Washing with plain soap and water is your best option.
As the Covid-19 lockdown continues, we’ve had complaints coming in that some retailers are charging sky-high prices for hand sanitiser – up to $50!
Many supermarkets have also been short on stock.
The situation has resulted in a multitude of homemade recipes for hand sanitiser appearing online, with claims they're just as effective as commercial products.
Proper hand hygiene is vital for limiting the spread of coronavirus, as well as colds and flu. But if you can’t find any hand sanitiser, don’t panic.
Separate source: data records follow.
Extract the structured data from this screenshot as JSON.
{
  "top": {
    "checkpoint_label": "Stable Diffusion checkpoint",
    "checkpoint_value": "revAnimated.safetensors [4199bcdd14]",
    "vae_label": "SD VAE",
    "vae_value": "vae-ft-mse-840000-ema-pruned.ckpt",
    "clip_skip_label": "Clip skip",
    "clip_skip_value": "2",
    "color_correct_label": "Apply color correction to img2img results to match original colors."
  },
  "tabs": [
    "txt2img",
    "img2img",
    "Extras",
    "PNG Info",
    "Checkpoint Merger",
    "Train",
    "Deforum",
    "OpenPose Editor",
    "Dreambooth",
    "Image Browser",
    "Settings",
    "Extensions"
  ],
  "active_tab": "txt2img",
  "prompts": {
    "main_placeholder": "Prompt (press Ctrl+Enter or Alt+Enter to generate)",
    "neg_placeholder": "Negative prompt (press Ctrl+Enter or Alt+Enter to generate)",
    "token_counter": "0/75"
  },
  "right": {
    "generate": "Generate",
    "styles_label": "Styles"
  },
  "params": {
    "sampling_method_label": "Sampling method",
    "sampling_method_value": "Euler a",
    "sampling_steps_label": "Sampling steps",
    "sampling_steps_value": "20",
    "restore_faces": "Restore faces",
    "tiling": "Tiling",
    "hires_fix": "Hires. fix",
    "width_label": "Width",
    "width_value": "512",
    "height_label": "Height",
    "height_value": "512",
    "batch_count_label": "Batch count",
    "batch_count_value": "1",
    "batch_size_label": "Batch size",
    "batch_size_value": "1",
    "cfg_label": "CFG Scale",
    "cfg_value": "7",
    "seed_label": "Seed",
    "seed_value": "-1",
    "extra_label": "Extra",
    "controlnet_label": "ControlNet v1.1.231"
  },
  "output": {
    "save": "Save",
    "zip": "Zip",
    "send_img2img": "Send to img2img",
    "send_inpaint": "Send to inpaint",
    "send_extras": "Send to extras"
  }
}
Regularly washing your hands with soap and running water for at least 20 seconds is still the most effective way to eradicate germs.
Hand sanitiser can be useful if you don’t have access to clean water. But with most of us at home during the lockdown, that shouldn’t be a problem. Plain soap and water will get the job done.
To be effective at killing germs, hand sanitisers must contain a sufficient alcohol concentration – at least 60%, the Ministry of Health advises.
Some online recipes suggest using essential oils instead of alcohol – rendering it ineffective in the fight against coronavirus, let alone any other virus.
Other articles or online posts reference the guidelines released by the World Health Organization (PDF, 305KB).
Those guidelines aren't aimed at the average DIY enthusiast and require materials you're unlikely to have lying around, such as an alcoholometer and large quantities of highly flammable ingredients.
Commercial hand sanitisers also contain emollients to keep your skin soft and reduce any damage. Important, because dry and damaged skin can increase the risk of bugs entering through cuts in the skin.
While many DIY recipes suggest adding aloe vera for its moisturising properties, if you don't get the ratio right you also run the risk of diluting the alcohol concentration, rendering it ineffective.